WHAT IS BEING ASKED ▸
When scanning the data, count every line with "think" in it, and report only the resulting number.
-----
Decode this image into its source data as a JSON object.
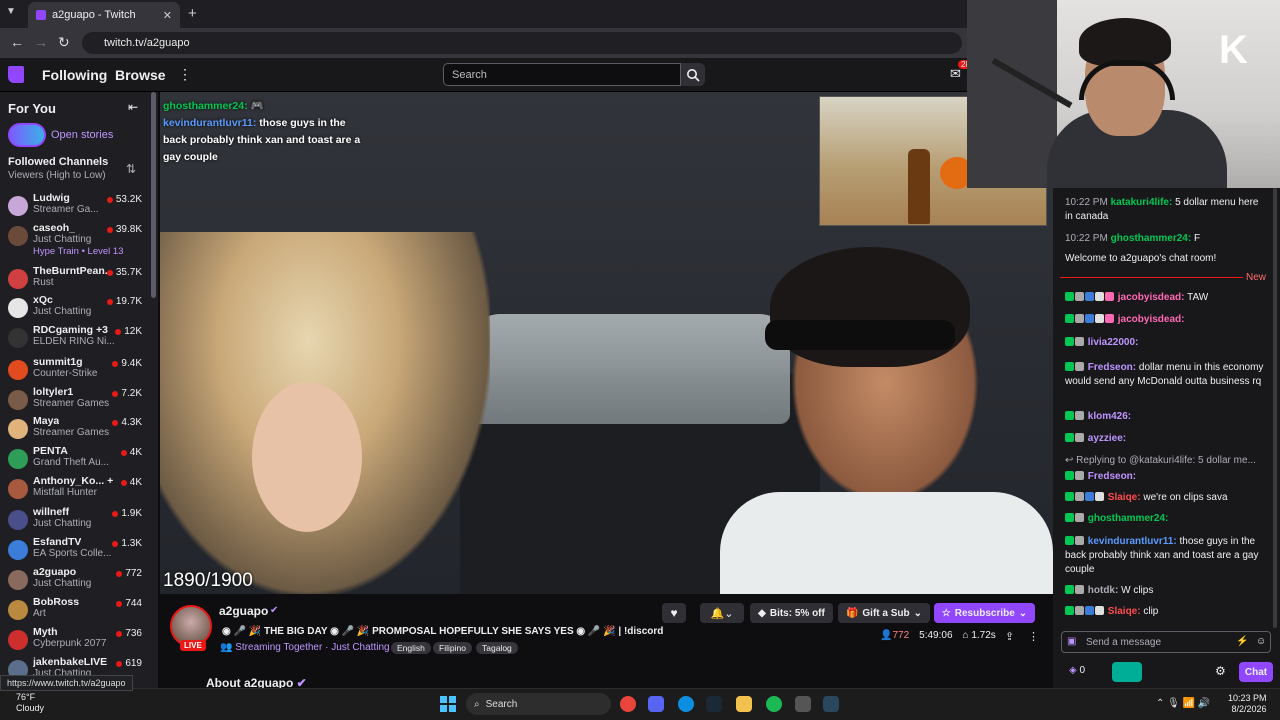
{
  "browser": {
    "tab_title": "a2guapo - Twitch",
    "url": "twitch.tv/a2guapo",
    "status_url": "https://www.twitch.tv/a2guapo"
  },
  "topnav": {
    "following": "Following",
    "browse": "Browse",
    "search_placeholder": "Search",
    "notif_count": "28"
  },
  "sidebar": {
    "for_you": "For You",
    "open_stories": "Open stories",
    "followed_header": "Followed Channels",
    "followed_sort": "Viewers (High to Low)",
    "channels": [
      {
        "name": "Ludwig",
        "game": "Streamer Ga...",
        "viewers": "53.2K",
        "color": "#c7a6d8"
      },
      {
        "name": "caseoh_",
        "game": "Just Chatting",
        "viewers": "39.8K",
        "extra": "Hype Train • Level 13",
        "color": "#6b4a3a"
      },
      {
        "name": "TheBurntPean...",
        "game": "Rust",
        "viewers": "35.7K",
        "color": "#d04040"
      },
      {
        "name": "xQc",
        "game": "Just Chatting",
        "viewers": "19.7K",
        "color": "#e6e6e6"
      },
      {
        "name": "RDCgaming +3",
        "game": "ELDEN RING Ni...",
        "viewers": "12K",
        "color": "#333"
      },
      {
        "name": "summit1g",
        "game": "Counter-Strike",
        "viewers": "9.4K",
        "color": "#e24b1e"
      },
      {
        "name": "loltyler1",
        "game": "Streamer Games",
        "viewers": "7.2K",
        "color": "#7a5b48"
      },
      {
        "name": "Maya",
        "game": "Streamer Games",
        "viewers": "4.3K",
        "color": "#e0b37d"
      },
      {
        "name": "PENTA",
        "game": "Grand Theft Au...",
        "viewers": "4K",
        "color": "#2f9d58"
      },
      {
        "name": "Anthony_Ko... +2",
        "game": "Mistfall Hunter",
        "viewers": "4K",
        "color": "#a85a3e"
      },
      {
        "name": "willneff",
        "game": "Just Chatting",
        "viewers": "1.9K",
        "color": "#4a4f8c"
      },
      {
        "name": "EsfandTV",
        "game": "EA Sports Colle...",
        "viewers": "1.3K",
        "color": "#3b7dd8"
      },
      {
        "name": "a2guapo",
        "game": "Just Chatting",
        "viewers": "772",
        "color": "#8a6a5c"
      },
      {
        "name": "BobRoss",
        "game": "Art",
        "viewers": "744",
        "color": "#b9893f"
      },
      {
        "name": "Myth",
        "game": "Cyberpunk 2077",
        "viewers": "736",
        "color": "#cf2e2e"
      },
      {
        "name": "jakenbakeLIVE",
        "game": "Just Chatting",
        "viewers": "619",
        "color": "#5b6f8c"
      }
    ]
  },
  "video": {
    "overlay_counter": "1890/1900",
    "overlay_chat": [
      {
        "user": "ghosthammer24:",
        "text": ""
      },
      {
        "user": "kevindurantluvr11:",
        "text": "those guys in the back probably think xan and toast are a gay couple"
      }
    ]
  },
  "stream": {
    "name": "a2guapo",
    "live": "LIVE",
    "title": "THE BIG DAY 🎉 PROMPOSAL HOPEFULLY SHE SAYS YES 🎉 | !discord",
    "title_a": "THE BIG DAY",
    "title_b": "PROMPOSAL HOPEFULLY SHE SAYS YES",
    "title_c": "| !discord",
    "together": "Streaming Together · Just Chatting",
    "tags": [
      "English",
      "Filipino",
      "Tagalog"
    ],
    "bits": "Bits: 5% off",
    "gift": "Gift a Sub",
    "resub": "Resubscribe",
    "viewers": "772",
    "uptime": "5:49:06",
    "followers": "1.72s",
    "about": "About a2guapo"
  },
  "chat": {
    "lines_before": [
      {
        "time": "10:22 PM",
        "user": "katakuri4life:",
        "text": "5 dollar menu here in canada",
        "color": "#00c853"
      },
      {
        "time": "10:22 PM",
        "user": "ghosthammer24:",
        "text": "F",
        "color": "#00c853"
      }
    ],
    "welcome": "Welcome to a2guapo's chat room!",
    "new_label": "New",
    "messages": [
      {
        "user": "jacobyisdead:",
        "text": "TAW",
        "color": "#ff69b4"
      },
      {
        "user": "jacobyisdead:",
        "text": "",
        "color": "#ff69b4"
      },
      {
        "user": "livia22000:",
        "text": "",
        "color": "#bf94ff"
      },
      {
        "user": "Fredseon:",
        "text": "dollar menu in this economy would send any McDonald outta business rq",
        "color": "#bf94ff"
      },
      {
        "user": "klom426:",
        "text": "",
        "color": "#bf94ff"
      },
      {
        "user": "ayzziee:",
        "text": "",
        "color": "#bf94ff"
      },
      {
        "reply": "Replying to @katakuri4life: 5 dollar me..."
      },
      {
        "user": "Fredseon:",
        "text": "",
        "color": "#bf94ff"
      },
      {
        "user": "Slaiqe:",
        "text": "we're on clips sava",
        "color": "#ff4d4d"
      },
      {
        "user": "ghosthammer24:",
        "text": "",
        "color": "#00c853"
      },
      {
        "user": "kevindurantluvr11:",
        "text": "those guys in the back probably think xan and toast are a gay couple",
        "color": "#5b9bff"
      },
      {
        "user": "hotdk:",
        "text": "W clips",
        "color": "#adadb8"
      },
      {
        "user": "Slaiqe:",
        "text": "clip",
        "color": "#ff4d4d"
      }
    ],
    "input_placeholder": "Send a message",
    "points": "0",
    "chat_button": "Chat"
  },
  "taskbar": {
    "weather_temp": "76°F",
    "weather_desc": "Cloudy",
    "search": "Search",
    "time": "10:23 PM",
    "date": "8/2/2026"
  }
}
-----
ANSWER TO THE PROBLEM ▸
2